said, that the Bill, so far from extending, appeared to him to limit the power of the Treasury to operate with the funds of savings banks.


remarked that the sum of £31,000,000, at present subject to the control of the Finance Minister, would be removed from his power by this Bill.


said the sum of £10,000,000 and the current balances would still remain.


said, the principle of the Amendment was to overset the Bill; and that being so, therefore the propositions in the measure should be taken in the order in which they arose. The first proposition was to cancel a certain amount of stock. We did not owe the total amount which had been named, but only interest upon it, though we did owe the difference between the amount of securities and the debt.
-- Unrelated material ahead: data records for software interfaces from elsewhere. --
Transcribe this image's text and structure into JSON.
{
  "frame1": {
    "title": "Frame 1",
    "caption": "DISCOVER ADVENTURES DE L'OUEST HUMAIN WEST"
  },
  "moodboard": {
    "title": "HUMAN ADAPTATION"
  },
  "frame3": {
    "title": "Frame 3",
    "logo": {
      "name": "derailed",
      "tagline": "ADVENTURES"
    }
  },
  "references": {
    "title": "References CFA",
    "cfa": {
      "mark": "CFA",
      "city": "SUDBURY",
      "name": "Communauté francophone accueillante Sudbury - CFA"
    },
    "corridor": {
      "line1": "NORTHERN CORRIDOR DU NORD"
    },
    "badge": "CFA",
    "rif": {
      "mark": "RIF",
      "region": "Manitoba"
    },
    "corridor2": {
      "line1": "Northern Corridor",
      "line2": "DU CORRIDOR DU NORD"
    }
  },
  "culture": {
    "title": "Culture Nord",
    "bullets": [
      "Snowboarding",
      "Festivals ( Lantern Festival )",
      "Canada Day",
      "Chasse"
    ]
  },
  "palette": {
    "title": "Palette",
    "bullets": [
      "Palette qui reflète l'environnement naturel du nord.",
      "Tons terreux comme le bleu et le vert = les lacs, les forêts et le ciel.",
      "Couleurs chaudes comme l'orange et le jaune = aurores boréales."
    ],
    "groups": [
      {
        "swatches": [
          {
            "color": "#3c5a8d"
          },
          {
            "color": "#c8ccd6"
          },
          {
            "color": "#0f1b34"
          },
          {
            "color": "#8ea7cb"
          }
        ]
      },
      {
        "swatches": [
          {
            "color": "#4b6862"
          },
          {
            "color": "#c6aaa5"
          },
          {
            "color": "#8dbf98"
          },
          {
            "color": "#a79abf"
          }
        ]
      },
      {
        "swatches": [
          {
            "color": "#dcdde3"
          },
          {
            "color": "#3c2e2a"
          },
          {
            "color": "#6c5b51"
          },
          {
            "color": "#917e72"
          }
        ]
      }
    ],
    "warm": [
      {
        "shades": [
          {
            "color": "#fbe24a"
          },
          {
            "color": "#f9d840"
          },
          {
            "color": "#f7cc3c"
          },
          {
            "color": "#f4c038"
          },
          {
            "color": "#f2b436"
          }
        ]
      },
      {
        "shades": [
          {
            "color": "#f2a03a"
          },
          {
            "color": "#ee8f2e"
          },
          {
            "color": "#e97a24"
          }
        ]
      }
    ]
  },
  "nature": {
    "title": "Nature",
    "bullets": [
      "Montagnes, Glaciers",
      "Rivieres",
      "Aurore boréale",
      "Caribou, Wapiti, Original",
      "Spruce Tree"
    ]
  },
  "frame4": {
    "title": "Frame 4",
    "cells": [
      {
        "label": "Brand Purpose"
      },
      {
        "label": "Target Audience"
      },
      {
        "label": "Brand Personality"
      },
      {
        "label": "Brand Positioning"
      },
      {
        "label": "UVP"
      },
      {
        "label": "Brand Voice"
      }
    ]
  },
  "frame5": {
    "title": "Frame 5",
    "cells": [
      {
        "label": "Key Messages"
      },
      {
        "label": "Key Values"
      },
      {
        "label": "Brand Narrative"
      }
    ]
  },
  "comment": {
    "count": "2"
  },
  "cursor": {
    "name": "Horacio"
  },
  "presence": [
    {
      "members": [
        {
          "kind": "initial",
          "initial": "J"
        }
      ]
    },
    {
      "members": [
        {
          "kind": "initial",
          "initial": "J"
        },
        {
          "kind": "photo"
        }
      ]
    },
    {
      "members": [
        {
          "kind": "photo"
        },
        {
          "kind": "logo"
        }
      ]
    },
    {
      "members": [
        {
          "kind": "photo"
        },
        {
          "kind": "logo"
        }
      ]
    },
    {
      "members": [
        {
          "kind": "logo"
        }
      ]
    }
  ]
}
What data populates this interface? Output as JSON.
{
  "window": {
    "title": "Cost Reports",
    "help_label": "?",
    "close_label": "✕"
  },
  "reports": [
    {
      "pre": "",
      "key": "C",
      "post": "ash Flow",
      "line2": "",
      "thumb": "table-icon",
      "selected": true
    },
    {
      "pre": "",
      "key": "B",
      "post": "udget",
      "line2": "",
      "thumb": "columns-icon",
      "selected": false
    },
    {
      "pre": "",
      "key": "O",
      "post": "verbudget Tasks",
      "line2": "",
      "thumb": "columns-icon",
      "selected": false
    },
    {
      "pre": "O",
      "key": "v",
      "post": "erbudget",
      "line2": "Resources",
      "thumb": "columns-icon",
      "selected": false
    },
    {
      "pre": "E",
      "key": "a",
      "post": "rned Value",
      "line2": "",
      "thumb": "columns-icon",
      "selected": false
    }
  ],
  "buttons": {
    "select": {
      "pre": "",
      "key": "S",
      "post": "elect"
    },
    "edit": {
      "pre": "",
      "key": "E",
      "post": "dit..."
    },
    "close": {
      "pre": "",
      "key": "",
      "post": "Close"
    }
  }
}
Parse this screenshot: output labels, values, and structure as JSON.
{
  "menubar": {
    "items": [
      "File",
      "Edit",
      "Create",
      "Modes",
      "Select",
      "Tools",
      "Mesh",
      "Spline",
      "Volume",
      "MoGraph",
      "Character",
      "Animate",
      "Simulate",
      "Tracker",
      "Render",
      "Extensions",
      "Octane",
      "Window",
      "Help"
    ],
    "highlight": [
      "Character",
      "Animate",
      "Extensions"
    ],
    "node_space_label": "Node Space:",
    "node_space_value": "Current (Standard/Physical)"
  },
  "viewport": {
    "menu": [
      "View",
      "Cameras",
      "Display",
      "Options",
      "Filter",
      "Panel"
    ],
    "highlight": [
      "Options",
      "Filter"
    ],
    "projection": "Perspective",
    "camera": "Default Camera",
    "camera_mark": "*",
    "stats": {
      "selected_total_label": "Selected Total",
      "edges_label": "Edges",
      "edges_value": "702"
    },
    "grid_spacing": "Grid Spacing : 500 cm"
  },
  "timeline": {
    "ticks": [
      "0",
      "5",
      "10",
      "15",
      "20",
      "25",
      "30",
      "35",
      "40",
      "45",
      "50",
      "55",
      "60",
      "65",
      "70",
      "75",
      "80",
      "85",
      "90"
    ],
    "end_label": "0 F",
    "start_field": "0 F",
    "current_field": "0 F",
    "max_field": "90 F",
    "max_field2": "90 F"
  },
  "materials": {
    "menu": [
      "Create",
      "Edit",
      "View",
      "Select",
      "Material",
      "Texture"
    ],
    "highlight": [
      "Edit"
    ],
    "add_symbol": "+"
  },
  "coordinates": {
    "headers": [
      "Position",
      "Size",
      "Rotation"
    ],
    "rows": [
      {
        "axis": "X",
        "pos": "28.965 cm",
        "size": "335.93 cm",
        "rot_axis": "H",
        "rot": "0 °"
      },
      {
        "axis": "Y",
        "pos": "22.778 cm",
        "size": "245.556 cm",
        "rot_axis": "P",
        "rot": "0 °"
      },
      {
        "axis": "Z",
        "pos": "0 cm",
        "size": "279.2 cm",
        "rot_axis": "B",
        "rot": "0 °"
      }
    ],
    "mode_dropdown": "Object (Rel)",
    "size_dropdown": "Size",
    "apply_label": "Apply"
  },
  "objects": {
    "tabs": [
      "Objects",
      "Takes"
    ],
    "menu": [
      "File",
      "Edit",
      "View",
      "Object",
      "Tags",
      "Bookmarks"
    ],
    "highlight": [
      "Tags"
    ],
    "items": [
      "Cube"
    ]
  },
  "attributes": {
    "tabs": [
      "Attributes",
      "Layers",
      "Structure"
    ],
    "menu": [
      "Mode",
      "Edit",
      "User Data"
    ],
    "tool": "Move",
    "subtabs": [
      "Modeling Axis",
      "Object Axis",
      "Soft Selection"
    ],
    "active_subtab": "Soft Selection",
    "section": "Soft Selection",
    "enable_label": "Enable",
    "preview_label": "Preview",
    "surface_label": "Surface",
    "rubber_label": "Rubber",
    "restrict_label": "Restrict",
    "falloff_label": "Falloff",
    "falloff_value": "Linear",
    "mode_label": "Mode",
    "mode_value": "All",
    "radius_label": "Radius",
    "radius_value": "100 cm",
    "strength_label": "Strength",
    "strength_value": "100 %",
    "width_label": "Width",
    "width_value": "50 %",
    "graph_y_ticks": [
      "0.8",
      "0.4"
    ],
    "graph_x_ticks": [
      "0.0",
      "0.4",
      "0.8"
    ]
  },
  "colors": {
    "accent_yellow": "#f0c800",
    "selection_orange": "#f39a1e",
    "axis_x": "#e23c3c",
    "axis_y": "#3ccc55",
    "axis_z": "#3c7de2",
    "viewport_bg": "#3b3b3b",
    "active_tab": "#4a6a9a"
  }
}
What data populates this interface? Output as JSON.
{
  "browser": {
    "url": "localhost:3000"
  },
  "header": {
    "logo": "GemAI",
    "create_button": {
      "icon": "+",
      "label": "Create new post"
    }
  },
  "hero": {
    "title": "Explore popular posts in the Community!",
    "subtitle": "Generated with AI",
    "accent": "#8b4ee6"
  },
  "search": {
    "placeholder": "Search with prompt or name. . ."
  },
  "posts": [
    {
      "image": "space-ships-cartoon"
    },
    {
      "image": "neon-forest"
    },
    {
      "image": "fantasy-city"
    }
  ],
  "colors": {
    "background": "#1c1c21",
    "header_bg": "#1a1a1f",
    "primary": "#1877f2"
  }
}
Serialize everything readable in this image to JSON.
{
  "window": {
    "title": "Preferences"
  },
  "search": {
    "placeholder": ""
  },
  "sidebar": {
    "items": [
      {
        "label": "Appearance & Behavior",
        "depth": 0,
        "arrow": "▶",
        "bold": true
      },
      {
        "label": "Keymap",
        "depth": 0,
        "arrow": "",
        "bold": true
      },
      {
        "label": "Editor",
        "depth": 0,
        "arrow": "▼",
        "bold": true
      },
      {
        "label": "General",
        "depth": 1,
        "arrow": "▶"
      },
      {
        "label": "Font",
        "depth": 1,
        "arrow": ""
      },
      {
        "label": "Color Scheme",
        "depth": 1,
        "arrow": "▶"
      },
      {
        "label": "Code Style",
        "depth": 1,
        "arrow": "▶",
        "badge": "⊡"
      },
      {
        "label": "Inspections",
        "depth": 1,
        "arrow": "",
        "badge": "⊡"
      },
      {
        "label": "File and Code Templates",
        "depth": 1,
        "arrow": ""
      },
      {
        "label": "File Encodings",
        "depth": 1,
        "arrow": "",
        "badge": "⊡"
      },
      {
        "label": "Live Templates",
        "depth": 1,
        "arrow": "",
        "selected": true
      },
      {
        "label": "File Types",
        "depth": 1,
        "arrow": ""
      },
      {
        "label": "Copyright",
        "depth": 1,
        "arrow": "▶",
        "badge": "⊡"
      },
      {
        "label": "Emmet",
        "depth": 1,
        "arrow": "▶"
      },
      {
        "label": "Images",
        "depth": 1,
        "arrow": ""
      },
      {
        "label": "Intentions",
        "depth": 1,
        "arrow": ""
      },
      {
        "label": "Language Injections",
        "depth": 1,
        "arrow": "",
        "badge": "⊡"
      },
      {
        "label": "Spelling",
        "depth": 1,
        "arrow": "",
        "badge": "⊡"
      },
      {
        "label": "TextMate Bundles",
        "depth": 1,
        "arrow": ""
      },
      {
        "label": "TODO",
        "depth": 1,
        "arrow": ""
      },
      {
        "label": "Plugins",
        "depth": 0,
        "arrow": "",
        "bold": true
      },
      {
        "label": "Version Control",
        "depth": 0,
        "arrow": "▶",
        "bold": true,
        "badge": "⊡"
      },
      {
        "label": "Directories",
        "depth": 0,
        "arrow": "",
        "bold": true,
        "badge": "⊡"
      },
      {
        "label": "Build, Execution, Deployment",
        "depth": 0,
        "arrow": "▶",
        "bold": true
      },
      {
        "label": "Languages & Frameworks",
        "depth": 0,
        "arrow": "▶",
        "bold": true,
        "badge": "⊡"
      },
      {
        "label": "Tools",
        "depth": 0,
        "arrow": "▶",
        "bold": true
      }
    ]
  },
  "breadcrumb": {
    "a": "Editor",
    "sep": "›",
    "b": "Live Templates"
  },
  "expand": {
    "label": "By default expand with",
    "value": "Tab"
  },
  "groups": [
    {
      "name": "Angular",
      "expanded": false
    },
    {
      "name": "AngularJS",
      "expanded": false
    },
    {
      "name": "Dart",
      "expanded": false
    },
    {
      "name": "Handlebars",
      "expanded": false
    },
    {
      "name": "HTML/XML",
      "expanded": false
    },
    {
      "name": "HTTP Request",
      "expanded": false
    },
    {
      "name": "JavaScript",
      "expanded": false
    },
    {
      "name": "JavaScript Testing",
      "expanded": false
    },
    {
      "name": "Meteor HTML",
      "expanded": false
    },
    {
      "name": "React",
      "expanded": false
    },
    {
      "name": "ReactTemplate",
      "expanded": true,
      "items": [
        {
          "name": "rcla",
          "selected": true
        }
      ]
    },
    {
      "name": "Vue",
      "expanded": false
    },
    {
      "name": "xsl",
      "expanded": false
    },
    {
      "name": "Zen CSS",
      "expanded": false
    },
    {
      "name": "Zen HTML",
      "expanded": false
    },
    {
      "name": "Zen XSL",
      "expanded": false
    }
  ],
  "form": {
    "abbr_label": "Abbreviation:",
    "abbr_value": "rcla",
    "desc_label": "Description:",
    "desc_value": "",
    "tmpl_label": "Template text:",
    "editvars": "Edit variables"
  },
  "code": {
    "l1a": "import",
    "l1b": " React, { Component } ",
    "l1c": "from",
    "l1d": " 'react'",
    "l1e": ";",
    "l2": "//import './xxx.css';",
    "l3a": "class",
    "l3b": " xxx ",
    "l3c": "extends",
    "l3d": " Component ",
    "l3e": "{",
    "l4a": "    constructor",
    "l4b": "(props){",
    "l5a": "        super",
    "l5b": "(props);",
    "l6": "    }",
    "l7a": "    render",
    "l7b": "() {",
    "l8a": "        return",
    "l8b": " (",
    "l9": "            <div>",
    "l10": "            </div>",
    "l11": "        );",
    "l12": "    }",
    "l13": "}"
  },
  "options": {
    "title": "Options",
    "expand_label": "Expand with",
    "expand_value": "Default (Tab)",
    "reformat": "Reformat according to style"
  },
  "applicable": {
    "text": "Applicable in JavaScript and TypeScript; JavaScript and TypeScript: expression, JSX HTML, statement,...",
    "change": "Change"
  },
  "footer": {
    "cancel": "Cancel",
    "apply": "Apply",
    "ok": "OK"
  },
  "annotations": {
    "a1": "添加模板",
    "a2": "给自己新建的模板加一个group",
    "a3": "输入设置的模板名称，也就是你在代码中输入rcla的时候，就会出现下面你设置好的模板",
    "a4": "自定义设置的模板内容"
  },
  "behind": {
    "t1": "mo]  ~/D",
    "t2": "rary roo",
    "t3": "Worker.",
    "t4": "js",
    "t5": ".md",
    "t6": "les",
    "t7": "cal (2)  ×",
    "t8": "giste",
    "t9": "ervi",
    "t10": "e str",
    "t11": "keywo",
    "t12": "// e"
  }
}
said, he had made his Motion bonâ fide, and he thought that he had pursued a course which was a proper one. The governors were trustees, and Chancellor of the Exchequer had no right suddenly to get up and say, "I will change the whole nature of the transaction, and alter the kind of securities." He should persist in his Motion, because he believed that a Commission should be appointed to manage this fund, and it was necessary to an Amendment of that kind that the three first clauses should be postponed. He hoped the clause would be postponed.


said, he did not impute to the hon. Baronet any unfair attempt at postponement, but the Amendment moved would prevent their proceeding with the Bill. The only question upon the first clause was as to the stock in which the money should be invested; and the usual course would be to discuss that question only upon the clause. The mere fact of changing the security was no breach of faith at all, as seemed to be supposed, for the parties investing had the security of the nation still.


said, if it was the desire of the House to do a certain thing, the first thing they should determine was, who was to do it, and on these grounds he supported the postponement of the clause.


said, the real thing for the Committee to decide was, whether they would vest power in the Chancellor of the Exchequer, or whether they would adopt the recommendation of the Committee. He therefore thought his hon. Friend was quite right in taking the sense of the Committee as to whether the clause should be postponed, in order that they might determine whether they would adopt the recommendation of the Committee.


insisted upon being informed who the Commissioners were to be that were to manage these funds before they proceeded further.

Motion made, and Question put, "That Clause 1 be postponed."

The Committee divided: Ayes 49; Noes 73: Majority 24.

House resumed.

Committee report Progress; to sit again on Friday next, at Twelve of the clock.

House adjourned at a Quarter before One o'clock, till Monday next.